**Your assignment:** Reproduce each line of the entries that carries "data".

Items from an interface collection:
= Beginning of Section =

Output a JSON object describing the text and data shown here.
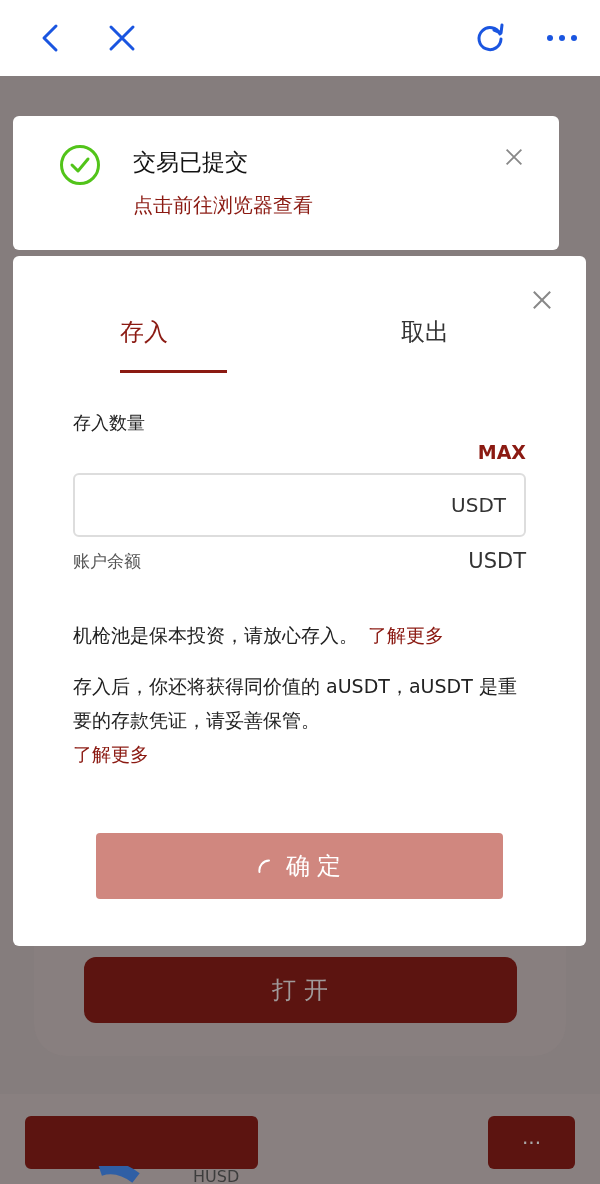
{
  "toast": {
    "title": "交易已提交",
    "link": "点击前往浏览器查看"
  },
  "modal": {
    "tabs": [
      {
        "label": "存入",
        "selected": true
      },
      {
        "label": "取出",
        "selected": false
      }
    ],
    "amount_label": "存入数量",
    "max": "MAX",
    "unit": "USDT",
    "balance_label": "账户余额",
    "balance_unit": "USDT",
    "note1": "机枪池是保本投资，请放心存入。",
    "note1_link": "了解更多",
    "note2": "存入后，你还将获得同价值的 aUSDT，aUSDT 是重要的存款凭证，请妥善保管。",
    "note2_link": "了解更多",
    "confirm": {
      "label": "确 定",
      "loading": true
    }
  },
  "background": {
    "open_button": "打 开",
    "token": "HUSD",
    "more_button": "···"
  }
}
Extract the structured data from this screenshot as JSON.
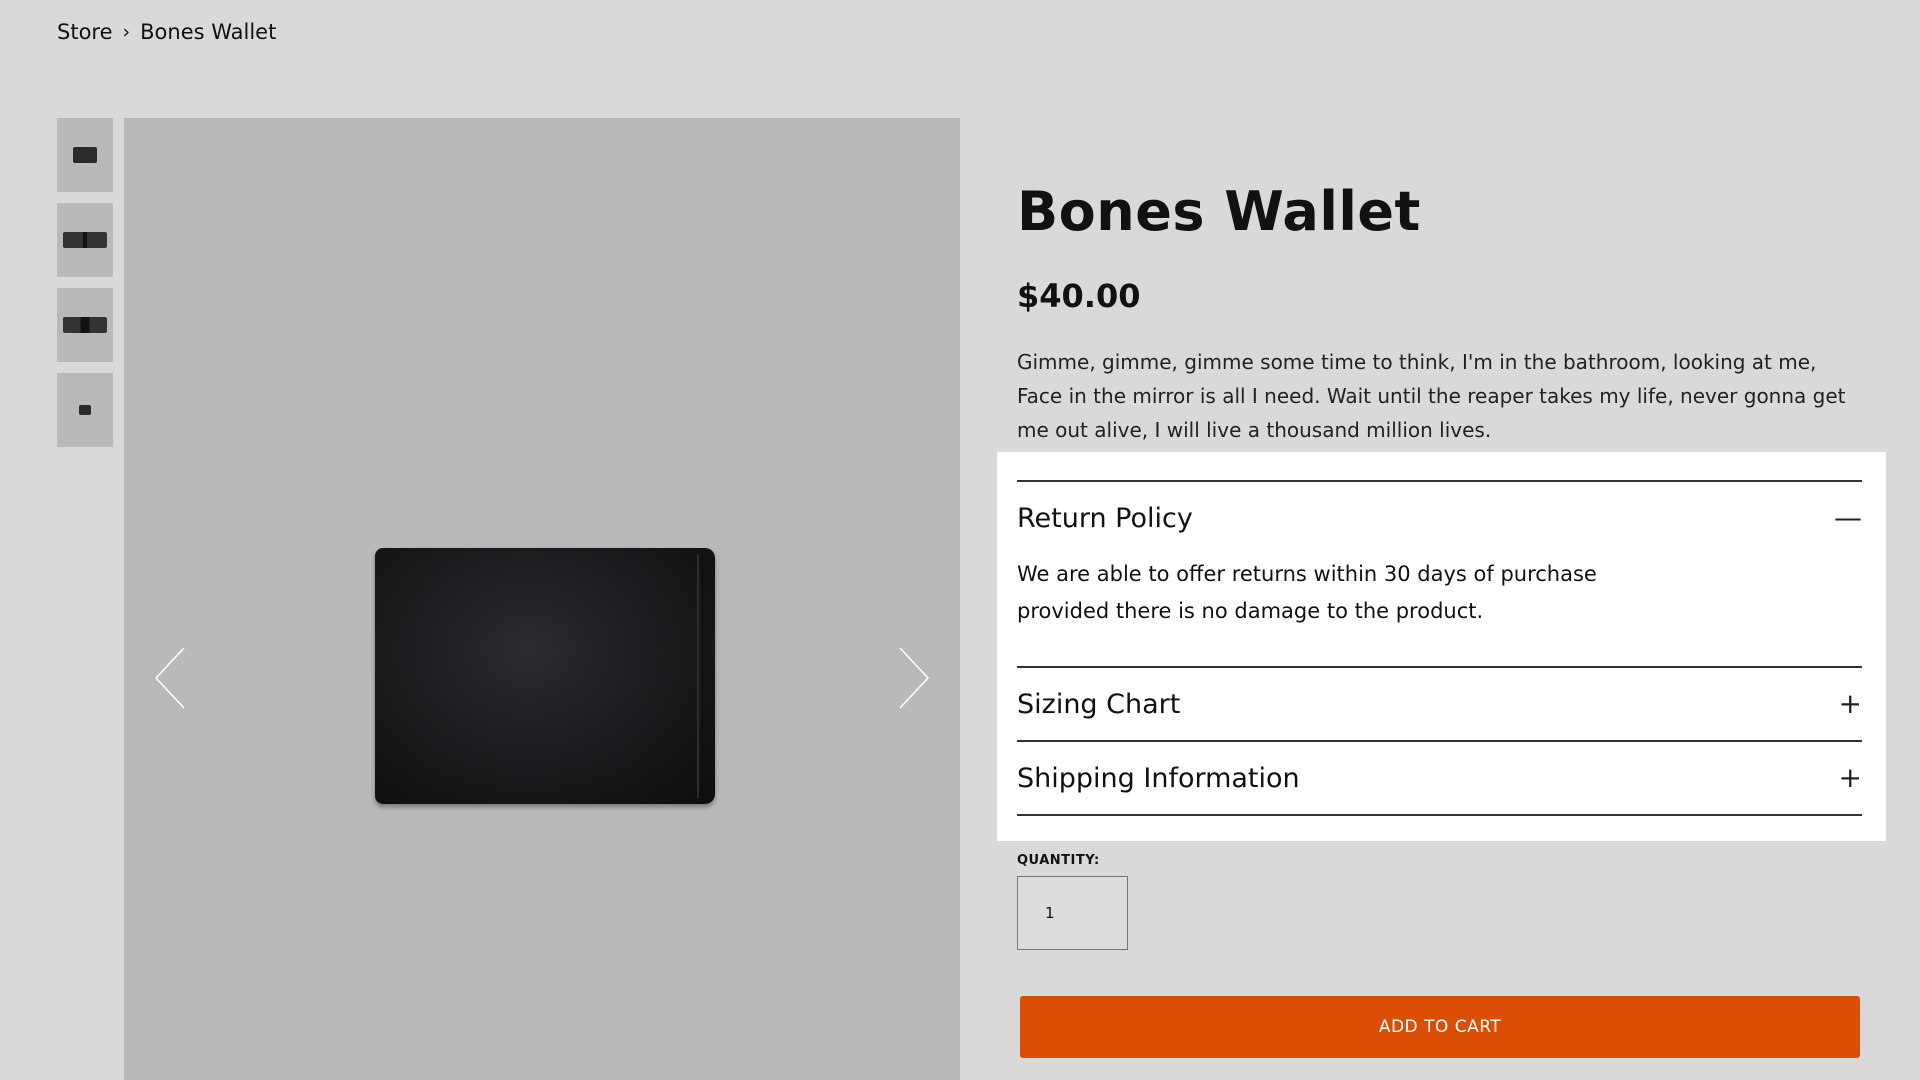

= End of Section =

**Task result:**
Output a JSON object describing the text and data shown here.
Extract the structured data from this screenshot as JSON.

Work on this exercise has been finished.